Do you see that? Jesus’ mission, the one he wants us to share in through a life of discipleship—Jesus’s mission is characterized by an indissoluble unity, fidelity, and fruitfulness. He is indissolubly united with the one human flesh. His life is marked by fidelity. And in this way, he is fruitful: a new and renewed humanity is born from his side.
Marriage: Unity & Indissolubility, Fidelity, Fruitfulness
So in this Gospel today, when Jesus starts talking about marriage, and how “from the beginning God made them male and female,” what he’s doing is pointing to this entire narrative. [Moses made permissions and exceptions not because he was so progressive and understood that monogamy was outdate, no. The permission was given by Moses more as a way of legally protecting the woman. And again, the only reason that needed to exist was because Sin runs rampant—the division and broken relationships caused by Sin are a real thing. “But from the beginning” it was not so.]
Marriage is not just being with the person you like hanging out with. Marriage isn’t being with the person you think is going to make you happy. Marriage isn’t any of these things. Christian marriage, the marriage of Christian disciples, is one way that the mission of Christ is carried on even to this day. And what are the hallmarks of marriage? Shock and surprise: indissoluble unity, fidelity, and fruitfulness (Catechism 1643-1654). In marriage, there is this embodiment of a renewed unity in mankind. Every marriage is a sacrament, a sign of the love and fidelity of Christ for his Church. And in this unity and faithfulness, there is fruit—the growth in holiness of the couple and children.

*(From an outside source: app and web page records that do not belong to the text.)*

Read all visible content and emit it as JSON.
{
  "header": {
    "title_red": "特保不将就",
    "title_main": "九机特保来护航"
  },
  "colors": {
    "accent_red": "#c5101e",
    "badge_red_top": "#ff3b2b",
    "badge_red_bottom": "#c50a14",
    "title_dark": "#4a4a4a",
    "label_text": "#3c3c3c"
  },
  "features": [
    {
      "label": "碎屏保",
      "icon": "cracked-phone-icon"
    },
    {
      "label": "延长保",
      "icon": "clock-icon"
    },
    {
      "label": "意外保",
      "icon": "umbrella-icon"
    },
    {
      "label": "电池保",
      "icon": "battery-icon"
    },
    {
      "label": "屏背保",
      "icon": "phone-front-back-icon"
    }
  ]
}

Marriage isn’t just a partnership—it’s a covenant. And what does God use covenants for? Exactly: renewing all of creation. By establishing a new relationship with a certain person, a couple begins to renew the relationship among all people. That’s why marriage isn’t just a “travel buddy for life,” a “best friend for life,” a “financial help”—sure, that’s involved. But marriage, Christian marriage, marriage as it was “from the beginning of creation,” is this indissolubly united, faithful and fruitful partnership—a participation in the divine work of creation. There is a great mystery there, made even more profound because it is now bound up in the (paschal) mystery of Christ.
That’s why marriage must constantly come back to the Eucharist—the sacrament of unity, the faithful and abiding presence of Christ, the fruit of the new Tree of Life. Only in this great mystery, only in the strength given by this fruit can this “crazy ideal” of marriage be lived out.
Because remember: we always have to go back to the framework of what has happened and what God is doing about it. And so yeah, if “marriage” is people that want to hang out, have financial benefits, and travel together—yeah, marriage isn’t a big deal, do whatever you want. But when we see that marriage is an incredibly powerful and intimate sharing in the life and mission of Christ, everything changes. The Church has so much to say on marriage, not because she’s prudish and outdated and controlling, no. The Church has so much to say because marriage is such a gift, and it wants to protect and cherish that gift. That’s why we should work to support married couples, because marriage isn’t easy. And we pray, too, that married couples will come to a deeper appreciation for the great gift they’ve been given, and that they will turn to Christ more and more for the strength and grace to live out this path of discipleship given to them.